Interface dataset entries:
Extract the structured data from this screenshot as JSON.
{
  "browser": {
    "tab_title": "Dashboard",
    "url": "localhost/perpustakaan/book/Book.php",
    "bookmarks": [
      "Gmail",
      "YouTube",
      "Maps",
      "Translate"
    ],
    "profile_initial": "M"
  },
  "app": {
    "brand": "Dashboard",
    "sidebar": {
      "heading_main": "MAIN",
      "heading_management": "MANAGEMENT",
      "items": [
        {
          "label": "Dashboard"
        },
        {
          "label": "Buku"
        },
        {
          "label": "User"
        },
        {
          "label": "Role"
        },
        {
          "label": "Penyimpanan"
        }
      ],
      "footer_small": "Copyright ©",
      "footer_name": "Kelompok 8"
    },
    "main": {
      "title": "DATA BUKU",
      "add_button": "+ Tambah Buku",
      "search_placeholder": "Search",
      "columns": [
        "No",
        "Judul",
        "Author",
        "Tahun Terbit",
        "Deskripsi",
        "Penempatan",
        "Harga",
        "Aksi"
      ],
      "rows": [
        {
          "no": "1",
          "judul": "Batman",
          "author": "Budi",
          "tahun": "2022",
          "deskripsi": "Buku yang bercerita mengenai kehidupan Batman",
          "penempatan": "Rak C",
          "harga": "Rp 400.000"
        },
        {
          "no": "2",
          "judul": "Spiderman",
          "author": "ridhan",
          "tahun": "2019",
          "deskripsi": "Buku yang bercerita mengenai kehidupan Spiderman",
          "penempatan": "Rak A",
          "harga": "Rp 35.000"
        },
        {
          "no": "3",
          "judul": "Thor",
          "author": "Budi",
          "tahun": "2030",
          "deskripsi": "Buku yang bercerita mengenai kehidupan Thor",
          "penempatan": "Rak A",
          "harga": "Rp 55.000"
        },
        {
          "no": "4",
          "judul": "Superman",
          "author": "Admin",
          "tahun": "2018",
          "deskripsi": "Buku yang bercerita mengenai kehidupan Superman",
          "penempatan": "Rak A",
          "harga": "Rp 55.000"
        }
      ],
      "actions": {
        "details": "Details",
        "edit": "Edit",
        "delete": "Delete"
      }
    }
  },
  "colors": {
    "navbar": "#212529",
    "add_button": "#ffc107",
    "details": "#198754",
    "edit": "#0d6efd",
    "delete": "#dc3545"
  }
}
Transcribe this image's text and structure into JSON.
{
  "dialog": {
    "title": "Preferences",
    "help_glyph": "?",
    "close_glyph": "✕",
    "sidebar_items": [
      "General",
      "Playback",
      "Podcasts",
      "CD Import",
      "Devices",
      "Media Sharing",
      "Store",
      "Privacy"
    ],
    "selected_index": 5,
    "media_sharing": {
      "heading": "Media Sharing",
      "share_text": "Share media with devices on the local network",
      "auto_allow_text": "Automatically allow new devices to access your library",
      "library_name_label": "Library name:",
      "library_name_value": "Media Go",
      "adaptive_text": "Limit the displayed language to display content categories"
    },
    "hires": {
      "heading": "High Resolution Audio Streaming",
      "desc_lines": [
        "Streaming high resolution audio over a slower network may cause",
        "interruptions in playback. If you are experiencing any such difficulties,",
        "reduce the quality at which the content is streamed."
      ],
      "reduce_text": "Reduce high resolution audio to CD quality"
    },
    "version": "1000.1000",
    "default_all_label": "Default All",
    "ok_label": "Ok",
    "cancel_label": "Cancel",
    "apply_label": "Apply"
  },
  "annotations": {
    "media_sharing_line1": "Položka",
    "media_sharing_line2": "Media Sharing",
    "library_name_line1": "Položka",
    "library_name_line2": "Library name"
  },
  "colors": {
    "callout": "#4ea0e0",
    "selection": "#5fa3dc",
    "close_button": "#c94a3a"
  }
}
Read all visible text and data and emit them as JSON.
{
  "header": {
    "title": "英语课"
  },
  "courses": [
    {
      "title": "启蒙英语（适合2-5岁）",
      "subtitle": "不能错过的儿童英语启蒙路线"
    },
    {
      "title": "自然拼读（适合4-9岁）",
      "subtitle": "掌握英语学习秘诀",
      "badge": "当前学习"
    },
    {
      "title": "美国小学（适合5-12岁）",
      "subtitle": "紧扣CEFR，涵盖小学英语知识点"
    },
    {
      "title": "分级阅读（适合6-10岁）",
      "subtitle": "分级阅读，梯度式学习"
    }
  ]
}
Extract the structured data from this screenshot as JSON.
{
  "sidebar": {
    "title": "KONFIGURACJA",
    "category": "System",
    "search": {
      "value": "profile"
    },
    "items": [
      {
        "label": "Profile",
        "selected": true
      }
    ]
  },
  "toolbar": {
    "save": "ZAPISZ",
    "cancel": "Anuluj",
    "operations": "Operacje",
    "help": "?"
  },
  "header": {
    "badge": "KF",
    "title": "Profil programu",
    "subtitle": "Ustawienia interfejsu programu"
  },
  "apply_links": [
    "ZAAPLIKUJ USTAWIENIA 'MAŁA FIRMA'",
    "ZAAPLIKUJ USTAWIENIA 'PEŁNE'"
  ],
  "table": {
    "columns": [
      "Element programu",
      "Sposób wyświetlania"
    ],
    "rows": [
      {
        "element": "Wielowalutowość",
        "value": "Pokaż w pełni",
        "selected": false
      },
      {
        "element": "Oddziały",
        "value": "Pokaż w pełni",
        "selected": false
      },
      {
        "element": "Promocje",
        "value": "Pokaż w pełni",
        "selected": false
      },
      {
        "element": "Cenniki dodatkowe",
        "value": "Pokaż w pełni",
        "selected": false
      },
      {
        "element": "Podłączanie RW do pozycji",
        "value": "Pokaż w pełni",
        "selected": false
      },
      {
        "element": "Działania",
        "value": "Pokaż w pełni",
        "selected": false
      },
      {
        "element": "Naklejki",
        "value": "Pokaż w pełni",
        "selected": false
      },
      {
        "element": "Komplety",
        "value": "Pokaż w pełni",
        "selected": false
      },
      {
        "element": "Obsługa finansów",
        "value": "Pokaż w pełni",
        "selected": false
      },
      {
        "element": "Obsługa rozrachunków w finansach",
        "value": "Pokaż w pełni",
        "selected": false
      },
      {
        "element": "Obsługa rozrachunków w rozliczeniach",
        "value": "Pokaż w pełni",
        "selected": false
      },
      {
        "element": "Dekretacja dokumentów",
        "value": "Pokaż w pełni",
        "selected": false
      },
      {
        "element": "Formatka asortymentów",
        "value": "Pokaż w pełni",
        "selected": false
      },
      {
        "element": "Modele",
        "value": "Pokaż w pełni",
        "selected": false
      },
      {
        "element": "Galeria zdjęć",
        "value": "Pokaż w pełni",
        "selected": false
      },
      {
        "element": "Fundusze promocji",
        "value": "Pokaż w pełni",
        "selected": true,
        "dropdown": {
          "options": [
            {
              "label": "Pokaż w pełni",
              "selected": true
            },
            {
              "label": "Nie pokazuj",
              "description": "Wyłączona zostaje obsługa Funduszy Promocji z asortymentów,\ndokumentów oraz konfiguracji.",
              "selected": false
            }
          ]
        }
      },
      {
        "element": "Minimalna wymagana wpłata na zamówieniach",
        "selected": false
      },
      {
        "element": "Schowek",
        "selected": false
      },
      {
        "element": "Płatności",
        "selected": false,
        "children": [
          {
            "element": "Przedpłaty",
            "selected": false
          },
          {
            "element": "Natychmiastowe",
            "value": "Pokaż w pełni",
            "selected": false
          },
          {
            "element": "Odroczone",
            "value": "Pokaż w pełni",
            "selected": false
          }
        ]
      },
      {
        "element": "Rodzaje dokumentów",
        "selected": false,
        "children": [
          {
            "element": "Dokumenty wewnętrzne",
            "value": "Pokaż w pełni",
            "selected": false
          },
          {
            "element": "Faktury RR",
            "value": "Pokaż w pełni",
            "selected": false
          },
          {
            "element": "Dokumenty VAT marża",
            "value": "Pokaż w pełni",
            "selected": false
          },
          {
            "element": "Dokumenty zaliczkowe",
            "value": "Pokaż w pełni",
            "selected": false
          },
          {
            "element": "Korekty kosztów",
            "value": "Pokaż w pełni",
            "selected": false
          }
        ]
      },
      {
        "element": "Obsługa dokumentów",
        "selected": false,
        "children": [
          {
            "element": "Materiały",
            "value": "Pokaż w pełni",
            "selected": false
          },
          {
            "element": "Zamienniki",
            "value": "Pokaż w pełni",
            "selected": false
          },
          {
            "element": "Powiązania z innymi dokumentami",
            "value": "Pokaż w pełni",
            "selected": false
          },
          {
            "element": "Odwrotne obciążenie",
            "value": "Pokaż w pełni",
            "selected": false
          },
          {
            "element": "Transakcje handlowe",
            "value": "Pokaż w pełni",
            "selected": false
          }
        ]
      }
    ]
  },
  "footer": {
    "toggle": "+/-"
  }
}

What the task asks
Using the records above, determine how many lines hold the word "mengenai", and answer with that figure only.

Your solution
4